Your Life

Your Life

Major life milestones often have a major tax impact. Changes in your marital status, having a baby or adopting a child can have significant impact on your taxes. This is the place to ask questions about dependents, real estate, and other various scenarios that play a significant role in what taxes you pay.

Valued Pioneer
Posts: 3
Registered: ‎12-05-2017

selling my home

I am in the process of selling my home in NJ.   I live in NC.  What do I need to be aware of as far as filing taxes? How much should I save to pay taxes?  Is it to my advantage to sell at the end of the year or wait until the new year?

Trusted Council Member
Posts: 6,191
Registered: ‎02-23-2016

Re: selling my home

Hi RPuett17,



Welcome to the H&R Block community.


You might not have to pay taxes on the federal level at all if you meet certain criteria.  If you lived in the home for at least two out of the last five years, and if you owned the home for at least two out of the last five years, and if you haven't taken an exemption from taxable gain on the sale of a home in the past two years, then your first $250,000 worth of gain is exempt from being taxed ($500,000 if MFJ).  This is at the federal level.


On your state returns you may or may not be able to claim an exemption.  Most states follow the federal rules or are similar, however you may want to check your state department of revenue website for further details for your specific state.


Because the home is in New Jersey, you will have non-resident NJ income, so you will have to file a NJ tax return for the year in which the home is sold.  You will also have to report the capital gain on your NC tax return because all income from all sources derived must be reported to your state of residence.  However, you can take a credit on your North Carolina tax return for tax paid to NJ though.  The only way this would be different is if there was a reciprocity agreement between the two states, but there isn't one here.


Note that on the federal level, if the tax bill passes the full Congress and becomes law, the requirements for the exclusion of gain will change to five years rather than two.

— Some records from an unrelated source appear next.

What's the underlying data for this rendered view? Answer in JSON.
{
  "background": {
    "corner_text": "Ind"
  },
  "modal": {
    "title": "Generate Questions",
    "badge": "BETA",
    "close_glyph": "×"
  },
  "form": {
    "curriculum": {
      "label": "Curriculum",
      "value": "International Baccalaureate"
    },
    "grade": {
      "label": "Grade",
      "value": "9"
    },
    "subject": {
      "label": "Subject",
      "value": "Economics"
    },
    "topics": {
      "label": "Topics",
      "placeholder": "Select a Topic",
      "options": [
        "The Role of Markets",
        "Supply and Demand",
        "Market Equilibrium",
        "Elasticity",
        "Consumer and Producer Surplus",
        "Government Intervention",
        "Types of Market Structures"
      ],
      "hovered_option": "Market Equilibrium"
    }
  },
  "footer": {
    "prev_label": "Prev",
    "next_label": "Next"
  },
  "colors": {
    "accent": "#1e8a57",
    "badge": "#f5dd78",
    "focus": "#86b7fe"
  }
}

If you have any other questions I'll be glad to help.



Senior Tax Advisor (Tampa, FL)